▶ **TASK ITEM**
Determine how many lines of the listing below hold the string "screenshot", then state that number alone.

▶ **GIVEN ENTRIES**
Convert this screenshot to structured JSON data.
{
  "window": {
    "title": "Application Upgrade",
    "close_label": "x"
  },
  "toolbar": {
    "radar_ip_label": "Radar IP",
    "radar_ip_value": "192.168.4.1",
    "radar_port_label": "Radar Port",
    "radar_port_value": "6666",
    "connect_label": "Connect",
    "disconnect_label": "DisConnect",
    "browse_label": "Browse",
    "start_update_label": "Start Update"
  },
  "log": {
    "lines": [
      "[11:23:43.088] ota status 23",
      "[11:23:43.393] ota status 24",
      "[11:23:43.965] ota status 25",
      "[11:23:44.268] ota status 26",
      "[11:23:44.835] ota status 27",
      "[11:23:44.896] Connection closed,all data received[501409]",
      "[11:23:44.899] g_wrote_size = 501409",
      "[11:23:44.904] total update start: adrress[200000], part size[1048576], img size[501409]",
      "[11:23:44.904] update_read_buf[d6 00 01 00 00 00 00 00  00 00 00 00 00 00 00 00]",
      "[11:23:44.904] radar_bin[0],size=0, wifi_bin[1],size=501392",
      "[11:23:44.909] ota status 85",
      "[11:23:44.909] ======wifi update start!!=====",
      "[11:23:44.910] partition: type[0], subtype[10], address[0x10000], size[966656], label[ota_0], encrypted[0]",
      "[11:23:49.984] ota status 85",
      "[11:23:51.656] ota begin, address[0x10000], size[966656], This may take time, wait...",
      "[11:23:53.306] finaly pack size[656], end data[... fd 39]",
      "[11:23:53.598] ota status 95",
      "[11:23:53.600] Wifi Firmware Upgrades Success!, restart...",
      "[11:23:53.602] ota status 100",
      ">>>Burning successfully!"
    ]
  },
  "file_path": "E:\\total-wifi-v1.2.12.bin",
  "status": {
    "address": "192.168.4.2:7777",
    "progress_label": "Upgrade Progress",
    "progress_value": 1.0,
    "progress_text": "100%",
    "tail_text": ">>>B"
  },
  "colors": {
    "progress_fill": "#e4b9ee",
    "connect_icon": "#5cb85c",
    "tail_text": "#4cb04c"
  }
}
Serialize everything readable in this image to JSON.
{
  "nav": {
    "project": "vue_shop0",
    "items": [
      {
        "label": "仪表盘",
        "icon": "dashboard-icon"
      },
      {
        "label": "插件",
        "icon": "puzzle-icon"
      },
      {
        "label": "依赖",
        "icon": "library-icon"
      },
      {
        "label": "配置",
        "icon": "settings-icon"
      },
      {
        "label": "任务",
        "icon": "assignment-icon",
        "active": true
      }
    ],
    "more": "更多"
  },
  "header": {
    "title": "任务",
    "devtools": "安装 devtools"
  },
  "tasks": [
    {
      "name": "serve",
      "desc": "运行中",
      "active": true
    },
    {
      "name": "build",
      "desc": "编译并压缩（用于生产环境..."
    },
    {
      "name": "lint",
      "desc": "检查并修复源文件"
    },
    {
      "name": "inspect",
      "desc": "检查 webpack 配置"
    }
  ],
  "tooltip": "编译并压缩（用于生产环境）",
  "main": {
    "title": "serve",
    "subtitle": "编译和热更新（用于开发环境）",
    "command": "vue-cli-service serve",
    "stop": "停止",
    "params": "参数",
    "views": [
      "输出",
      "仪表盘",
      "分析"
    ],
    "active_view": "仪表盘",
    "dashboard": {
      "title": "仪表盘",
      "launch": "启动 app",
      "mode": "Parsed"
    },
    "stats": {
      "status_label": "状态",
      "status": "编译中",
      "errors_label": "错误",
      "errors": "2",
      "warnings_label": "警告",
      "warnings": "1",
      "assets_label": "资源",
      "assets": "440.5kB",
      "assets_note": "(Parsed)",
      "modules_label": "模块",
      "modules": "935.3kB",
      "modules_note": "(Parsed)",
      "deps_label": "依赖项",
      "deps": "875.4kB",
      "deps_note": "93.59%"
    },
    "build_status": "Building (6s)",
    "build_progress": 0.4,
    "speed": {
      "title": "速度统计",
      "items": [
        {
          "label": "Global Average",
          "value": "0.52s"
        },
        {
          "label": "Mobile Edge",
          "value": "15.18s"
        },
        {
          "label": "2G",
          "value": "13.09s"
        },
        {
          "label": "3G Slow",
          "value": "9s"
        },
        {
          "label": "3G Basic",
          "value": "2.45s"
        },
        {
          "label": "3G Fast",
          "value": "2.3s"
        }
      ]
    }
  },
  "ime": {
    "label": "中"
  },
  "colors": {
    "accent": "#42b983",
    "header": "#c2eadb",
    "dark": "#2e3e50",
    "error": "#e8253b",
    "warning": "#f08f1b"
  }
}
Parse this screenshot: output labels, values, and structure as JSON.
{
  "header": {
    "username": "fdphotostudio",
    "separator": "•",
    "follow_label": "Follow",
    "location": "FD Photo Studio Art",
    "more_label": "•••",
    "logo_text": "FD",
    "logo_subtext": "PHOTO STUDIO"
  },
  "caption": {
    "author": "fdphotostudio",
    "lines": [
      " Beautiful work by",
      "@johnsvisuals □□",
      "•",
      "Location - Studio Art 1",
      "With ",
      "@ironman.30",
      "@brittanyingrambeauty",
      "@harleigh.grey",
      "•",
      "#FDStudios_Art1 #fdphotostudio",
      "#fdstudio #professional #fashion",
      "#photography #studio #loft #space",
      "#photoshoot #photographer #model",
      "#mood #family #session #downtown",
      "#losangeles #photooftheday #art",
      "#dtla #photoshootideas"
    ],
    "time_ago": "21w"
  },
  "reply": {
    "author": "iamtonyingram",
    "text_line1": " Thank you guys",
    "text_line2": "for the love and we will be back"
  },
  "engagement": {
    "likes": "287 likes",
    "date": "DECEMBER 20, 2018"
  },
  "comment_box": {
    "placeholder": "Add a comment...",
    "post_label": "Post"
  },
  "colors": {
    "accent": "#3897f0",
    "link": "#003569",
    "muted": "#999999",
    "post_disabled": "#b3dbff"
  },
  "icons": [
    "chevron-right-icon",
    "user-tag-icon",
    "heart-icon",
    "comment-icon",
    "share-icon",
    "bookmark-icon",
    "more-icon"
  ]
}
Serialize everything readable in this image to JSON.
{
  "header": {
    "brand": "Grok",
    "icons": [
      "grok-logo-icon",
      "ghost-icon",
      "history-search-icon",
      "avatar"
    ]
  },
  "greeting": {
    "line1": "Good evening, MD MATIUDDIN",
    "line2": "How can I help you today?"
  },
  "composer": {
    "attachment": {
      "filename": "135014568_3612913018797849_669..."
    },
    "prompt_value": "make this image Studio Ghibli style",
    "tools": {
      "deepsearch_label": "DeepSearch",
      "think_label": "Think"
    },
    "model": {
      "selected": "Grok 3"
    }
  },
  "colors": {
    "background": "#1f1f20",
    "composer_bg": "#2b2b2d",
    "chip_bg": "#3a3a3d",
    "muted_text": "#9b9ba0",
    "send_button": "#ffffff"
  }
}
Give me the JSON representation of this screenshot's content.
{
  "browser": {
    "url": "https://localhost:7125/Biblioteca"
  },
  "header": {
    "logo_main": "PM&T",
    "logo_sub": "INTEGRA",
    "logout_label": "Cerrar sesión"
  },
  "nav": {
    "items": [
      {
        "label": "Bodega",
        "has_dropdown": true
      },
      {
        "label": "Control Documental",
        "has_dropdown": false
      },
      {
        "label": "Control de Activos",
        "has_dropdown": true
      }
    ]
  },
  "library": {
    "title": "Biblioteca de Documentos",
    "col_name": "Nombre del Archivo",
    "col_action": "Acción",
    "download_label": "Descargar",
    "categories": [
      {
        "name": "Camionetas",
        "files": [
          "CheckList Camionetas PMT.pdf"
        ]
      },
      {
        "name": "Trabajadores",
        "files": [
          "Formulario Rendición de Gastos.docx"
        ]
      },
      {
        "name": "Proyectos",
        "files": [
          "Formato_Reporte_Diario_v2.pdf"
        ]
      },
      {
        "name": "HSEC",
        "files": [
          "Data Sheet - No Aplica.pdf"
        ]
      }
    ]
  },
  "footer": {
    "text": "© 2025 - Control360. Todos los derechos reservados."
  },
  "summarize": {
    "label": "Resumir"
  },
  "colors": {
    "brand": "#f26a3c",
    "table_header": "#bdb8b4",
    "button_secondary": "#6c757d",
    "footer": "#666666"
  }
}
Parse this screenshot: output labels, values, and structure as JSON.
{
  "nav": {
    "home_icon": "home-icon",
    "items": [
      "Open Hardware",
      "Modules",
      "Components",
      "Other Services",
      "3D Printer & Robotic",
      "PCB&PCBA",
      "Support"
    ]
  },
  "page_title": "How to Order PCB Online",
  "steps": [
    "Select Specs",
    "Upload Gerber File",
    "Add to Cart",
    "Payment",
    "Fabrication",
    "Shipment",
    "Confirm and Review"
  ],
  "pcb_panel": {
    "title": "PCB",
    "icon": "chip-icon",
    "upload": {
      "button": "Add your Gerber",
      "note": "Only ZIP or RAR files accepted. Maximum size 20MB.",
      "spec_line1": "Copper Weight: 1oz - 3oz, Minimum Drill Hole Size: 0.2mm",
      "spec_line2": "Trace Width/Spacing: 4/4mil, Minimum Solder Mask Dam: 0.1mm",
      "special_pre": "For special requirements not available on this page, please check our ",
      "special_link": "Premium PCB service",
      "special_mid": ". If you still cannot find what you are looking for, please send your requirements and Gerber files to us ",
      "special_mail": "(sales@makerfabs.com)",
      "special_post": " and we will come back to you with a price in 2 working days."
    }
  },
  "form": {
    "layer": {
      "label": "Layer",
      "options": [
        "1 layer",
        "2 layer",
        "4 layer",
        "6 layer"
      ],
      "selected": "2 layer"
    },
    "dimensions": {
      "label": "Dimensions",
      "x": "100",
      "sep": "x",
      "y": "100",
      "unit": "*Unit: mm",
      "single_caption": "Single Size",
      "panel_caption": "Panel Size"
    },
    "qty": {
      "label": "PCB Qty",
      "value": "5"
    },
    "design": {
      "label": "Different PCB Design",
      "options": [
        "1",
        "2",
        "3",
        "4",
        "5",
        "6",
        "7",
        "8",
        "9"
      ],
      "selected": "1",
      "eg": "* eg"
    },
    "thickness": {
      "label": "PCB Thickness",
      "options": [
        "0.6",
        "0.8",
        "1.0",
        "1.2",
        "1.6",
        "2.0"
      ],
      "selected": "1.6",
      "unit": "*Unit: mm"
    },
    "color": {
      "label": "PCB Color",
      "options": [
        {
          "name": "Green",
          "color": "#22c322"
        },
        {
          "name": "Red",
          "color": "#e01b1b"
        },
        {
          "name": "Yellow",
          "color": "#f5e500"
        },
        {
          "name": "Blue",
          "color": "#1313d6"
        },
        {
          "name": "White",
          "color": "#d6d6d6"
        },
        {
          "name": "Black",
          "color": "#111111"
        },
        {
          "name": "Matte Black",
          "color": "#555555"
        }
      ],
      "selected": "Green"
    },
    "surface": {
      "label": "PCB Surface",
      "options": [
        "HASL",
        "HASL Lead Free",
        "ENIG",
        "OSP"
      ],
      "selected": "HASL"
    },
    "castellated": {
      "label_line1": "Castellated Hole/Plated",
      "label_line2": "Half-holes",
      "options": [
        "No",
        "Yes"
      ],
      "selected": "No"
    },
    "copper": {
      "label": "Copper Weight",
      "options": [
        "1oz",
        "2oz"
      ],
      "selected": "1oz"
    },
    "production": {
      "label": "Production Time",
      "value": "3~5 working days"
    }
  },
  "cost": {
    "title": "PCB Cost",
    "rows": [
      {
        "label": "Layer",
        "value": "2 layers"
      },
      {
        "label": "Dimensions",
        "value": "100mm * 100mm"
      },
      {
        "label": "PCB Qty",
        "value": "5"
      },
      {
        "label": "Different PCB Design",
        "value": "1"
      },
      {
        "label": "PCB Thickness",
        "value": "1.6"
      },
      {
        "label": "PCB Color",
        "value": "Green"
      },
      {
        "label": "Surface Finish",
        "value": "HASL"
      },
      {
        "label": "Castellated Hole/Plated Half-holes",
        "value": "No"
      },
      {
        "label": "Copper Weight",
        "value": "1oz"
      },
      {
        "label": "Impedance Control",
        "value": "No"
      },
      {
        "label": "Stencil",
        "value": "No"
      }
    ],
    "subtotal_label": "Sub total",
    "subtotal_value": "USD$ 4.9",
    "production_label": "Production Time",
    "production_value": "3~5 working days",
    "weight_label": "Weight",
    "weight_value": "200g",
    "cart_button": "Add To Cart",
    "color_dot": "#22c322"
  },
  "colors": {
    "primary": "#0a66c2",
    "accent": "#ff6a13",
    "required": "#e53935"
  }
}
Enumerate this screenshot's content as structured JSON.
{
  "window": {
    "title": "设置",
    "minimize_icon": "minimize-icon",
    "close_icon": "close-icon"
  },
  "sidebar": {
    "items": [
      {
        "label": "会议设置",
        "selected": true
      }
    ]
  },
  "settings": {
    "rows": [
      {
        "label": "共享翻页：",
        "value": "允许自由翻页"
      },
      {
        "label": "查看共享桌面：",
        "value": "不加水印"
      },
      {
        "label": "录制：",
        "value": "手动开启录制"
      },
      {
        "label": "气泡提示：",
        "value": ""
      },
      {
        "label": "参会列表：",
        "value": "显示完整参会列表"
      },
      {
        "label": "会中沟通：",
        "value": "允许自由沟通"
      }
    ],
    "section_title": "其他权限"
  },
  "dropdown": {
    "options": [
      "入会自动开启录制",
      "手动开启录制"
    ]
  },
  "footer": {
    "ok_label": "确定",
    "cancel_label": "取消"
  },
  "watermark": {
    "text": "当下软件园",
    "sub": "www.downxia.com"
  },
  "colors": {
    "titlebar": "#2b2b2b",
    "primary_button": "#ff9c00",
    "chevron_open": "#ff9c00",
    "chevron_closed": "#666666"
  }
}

▶ **FINISHED EXERCISE**
5